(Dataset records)
┌──
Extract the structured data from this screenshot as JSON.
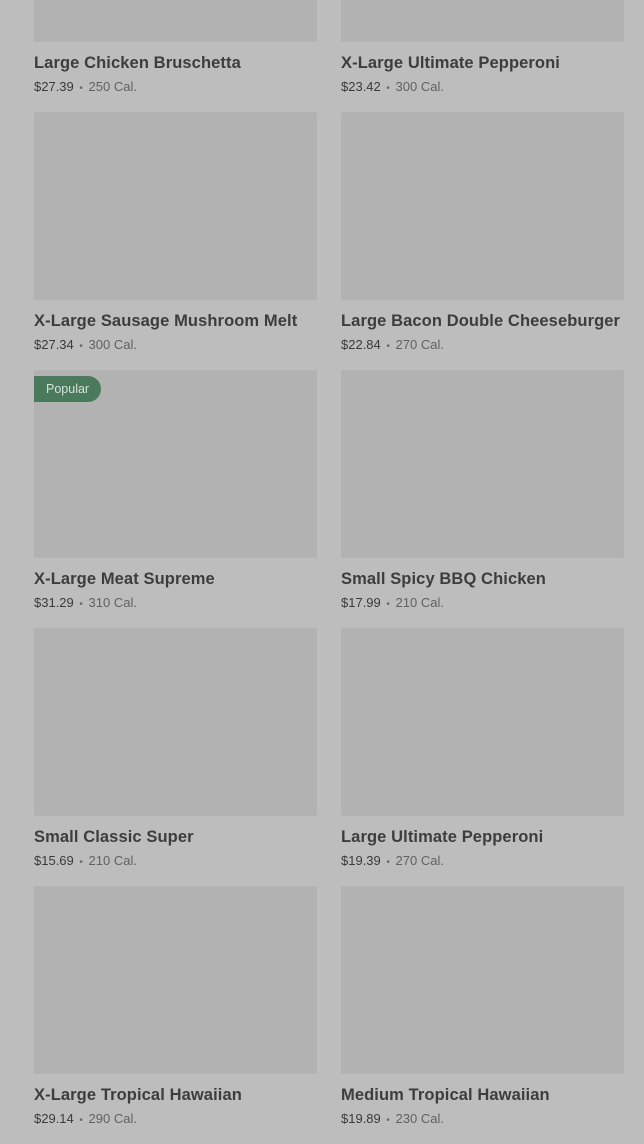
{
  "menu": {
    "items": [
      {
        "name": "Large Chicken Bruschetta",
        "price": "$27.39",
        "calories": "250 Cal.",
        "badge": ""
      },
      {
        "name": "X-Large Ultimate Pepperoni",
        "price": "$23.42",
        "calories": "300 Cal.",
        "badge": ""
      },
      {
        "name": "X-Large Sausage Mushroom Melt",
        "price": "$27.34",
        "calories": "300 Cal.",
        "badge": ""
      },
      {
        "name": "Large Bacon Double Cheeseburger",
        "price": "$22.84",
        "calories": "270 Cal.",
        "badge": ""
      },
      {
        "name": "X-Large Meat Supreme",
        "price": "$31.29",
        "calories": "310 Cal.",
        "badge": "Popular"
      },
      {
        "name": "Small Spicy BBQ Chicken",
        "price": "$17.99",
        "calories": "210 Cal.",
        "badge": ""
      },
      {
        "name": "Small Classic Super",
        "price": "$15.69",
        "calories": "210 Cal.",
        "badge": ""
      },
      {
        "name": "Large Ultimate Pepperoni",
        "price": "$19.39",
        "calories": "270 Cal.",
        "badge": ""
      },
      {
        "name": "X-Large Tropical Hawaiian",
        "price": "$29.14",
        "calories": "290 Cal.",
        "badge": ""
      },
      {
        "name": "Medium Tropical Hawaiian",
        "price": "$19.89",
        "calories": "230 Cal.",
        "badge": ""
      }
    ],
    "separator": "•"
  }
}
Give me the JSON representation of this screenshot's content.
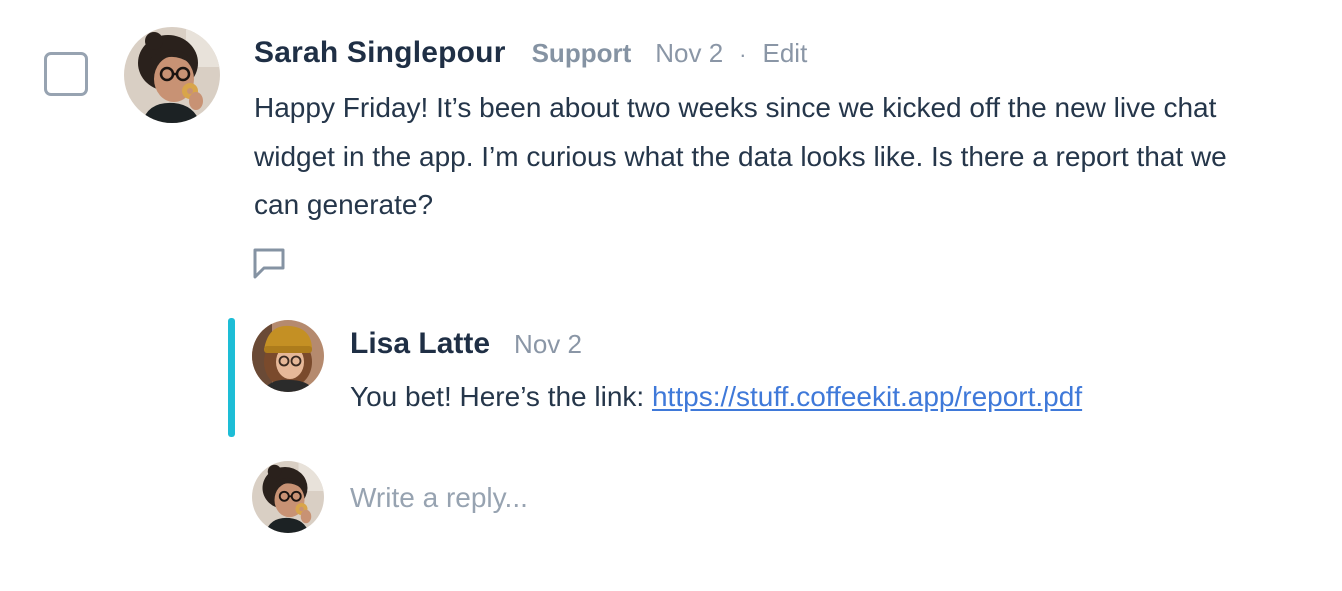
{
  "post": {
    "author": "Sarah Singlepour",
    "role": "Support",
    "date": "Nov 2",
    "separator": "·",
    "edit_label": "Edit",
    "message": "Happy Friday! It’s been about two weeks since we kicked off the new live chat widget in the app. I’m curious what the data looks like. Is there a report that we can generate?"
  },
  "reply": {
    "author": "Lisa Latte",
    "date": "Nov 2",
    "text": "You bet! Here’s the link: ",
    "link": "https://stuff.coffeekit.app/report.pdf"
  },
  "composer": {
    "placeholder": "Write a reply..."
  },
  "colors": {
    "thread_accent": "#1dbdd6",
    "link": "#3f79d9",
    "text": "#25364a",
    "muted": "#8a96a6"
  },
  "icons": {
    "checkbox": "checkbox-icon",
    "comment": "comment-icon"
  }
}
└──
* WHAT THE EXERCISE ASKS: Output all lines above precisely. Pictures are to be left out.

* ANSWER TO THIS TASK:
Extract the structured data from this screenshot as JSON.
{
  "menu": {
    "items": [
      {
        "name": "Large Chicken Bruschetta",
        "price": "$27.39",
        "calories": "250 Cal.",
        "badge": ""
      },
      {
        "name": "X-Large Ultimate Pepperoni",
        "price": "$23.42",
        "calories": "300 Cal.",
        "badge": ""
      },
      {
        "name": "X-Large Sausage Mushroom Melt",
        "price": "$27.34",
        "calories": "300 Cal.",
        "badge": ""
      },
      {
        "name": "Large Bacon Double Cheeseburger",
        "price": "$22.84",
        "calories": "270 Cal.",
        "badge": ""
      },
      {
        "name": "X-Large Meat Supreme",
        "price": "$31.29",
        "calories": "310 Cal.",
        "badge": "Popular"
      },
      {
        "name": "Small Spicy BBQ Chicken",
        "price": "$17.99",
        "calories": "210 Cal.",
        "badge": ""
      },
      {
        "name": "Small Classic Super",
        "price": "$15.69",
        "calories": "210 Cal.",
        "badge": ""
      },
      {
        "name": "Large Ultimate Pepperoni",
        "price": "$19.39",
        "calories": "270 Cal.",
        "badge": ""
      },
      {
        "name": "X-Large Tropical Hawaiian",
        "price": "$29.14",
        "calories": "290 Cal.",
        "badge": ""
      },
      {
        "name": "Medium Tropical Hawaiian",
        "price": "$19.89",
        "calories": "230 Cal.",
        "badge": ""
      }
    ],
    "separator": "•"
  }
}
Give me the JSON representation of this screenshot's content.
{
  "post": {
    "author": "Sarah Singlepour",
    "role": "Support",
    "date": "Nov 2",
    "separator": "·",
    "edit_label": "Edit",
    "message": "Happy Friday! It’s been about two weeks since we kicked off the new live chat widget in the app. I’m curious what the data looks like. Is there a report that we can generate?"
  },
  "reply": {
    "author": "Lisa Latte",
    "date": "Nov 2",
    "text": "You bet! Here’s the link: ",
    "link": "https://stuff.coffeekit.app/report.pdf"
  },
  "composer": {
    "placeholder": "Write a reply..."
  },
  "colors": {
    "thread_accent": "#1dbdd6",
    "link": "#3f79d9",
    "text": "#25364a",
    "muted": "#8a96a6"
  },
  "icons": {
    "checkbox": "checkbox-icon",
    "comment": "comment-icon"
  }
}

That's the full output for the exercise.